So we went. I-76 in Philly was a parking lot, and the Atlantic City Expressway wanted exact change for some of its toll booths. Anyone remember needing exact change for a toll? I barely do. It was weird. But Atlantic City in all its glory didn’t seem so bad. It didn’t seem bad until we stepped off the boardwalk just before the sun started going down and we took a walk down Pacific Ave. Things got sketchy really quickly. I have never felt that nervous walking around a bad neighborhood.
But I did happen to observe some true contrast. Vacant lots, tons of Cash For Gold shops, a handful of strip clubs, old 1920’s styled hotels and buildings, and secluded row houses – all sitting in the backyard of oceanside mega casinos. The thing that struck me the most was the giant but empty casinos on the boardwalk. Revel is a little over two years old and it has been sitting empty. Showboat was another hulking abandoned shell with a large closed sign that directed tourists to its other properties.

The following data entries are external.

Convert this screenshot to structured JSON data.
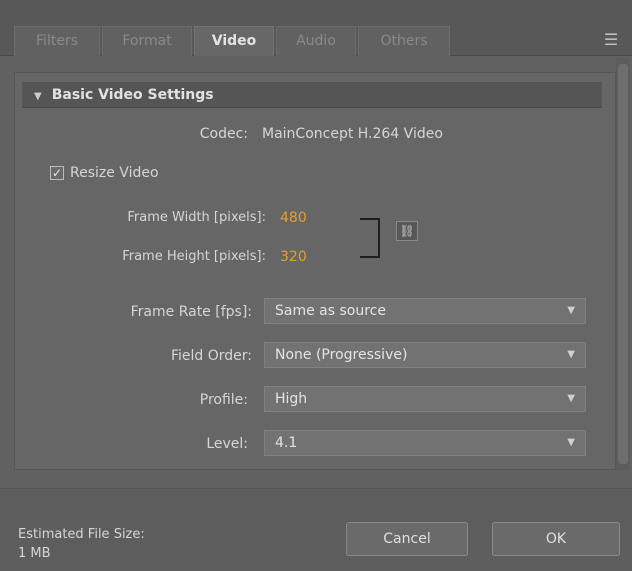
{
  "tabs": [
    {
      "label": "Filters"
    },
    {
      "label": "Format"
    },
    {
      "label": "Video"
    },
    {
      "label": "Audio"
    },
    {
      "label": "Others"
    }
  ],
  "tab_menu_icon": "panel-menu-icon",
  "section": {
    "title": "Basic Video Settings"
  },
  "codec": {
    "label": "Codec:",
    "value": "MainConcept H.264 Video"
  },
  "resize": {
    "label": "Resize Video",
    "checked": true,
    "check_glyph": "✓"
  },
  "frame_width": {
    "label": "Frame Width [pixels]:",
    "value": "480"
  },
  "frame_height": {
    "label": "Frame Height [pixels]:",
    "value": "320"
  },
  "link_icon": "chain-link-icon",
  "fields": {
    "frame_rate": {
      "label": "Frame Rate [fps]:",
      "value": "Same as source"
    },
    "field_order": {
      "label": "Field Order:",
      "value": "None (Progressive)"
    },
    "profile": {
      "label": "Profile:",
      "value": "High"
    },
    "level": {
      "label": "Level:",
      "value": "4.1"
    }
  },
  "footer": {
    "estimate_label": "Estimated File Size:",
    "estimate_value": "1 MB",
    "cancel": "Cancel",
    "ok": "OK"
  },
  "colors": {
    "accent_value": "#e5a02a",
    "background": "#616161"
  }
}
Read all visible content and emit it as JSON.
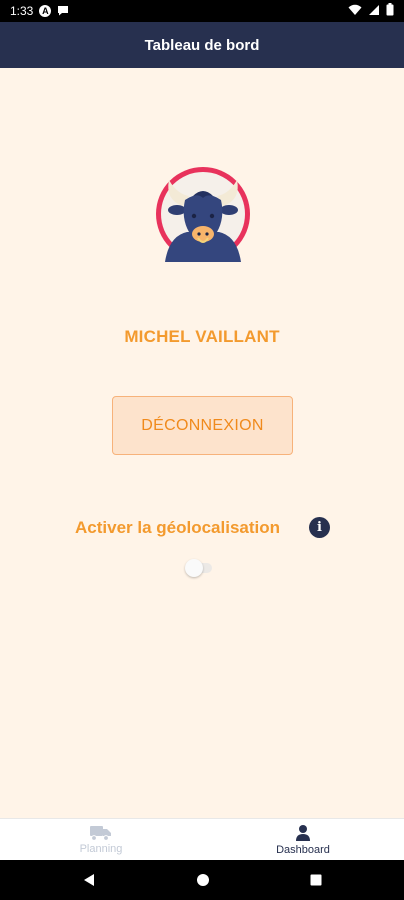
{
  "status_bar": {
    "time": "1:33",
    "a_badge": "A",
    "icons": [
      "auto-icon",
      "chat-icon",
      "wifi-icon",
      "signal-icon",
      "battery-icon"
    ]
  },
  "header": {
    "title": "Tableau de bord"
  },
  "profile": {
    "name": "MICHEL VAILLANT",
    "avatar": "bull-avatar-icon"
  },
  "logout": {
    "label": "DÉCONNEXION"
  },
  "geolocation": {
    "label": "Activer la géolocalisation",
    "info": "i",
    "enabled": false
  },
  "bottom_nav": {
    "items": [
      {
        "label": "Planning",
        "icon": "truck-icon",
        "active": false
      },
      {
        "label": "Dashboard",
        "icon": "person-icon",
        "active": true
      }
    ]
  },
  "colors": {
    "header": "#27304f",
    "background": "#fff4e8",
    "accent": "#f39a2e",
    "avatar_ring": "#e8325c"
  }
}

I cannot believe this place is closed up. Second tallest building in the state of New Jersey. Apparently there’s a new developer who wants to build a second, matching tower and revitalize the area. We’ll see what happens I guess:
When we got back onto the boardwalk, we were met with such a serene atmosphere. It was eerie, yet comforting. Everything was in pastel blues, purples and pinks. It was so quiet and romantic. After that somewhat scary stroll through what seemed like the ghetto of Atlantic City, it was nice to feel so calm and comfortable. We were walking closer and closer to the center of all the casino and tourist madness, so the bright lights and action kept getting more intense, but the overwhelming calm was much needed.
This photo captured the feeling I had about Atlantic City. All the lights, all the showbiz, and yet you have this struggling city behind it all. But there was still beauty in all of it. The exchange between this man and the bike cop really spoke to me. I fell in love with this shot.
I am going back to revisit what I observed. Atlantic City doesn’t try to make it seem like the city is more than what it is, and it seems like it’s fully aware of the issues that surround it. And that’s why I liked it. There really is a lot more to this city than just closed up casinos and bad neighborhoods, and I’m going back to find out what exactly that is…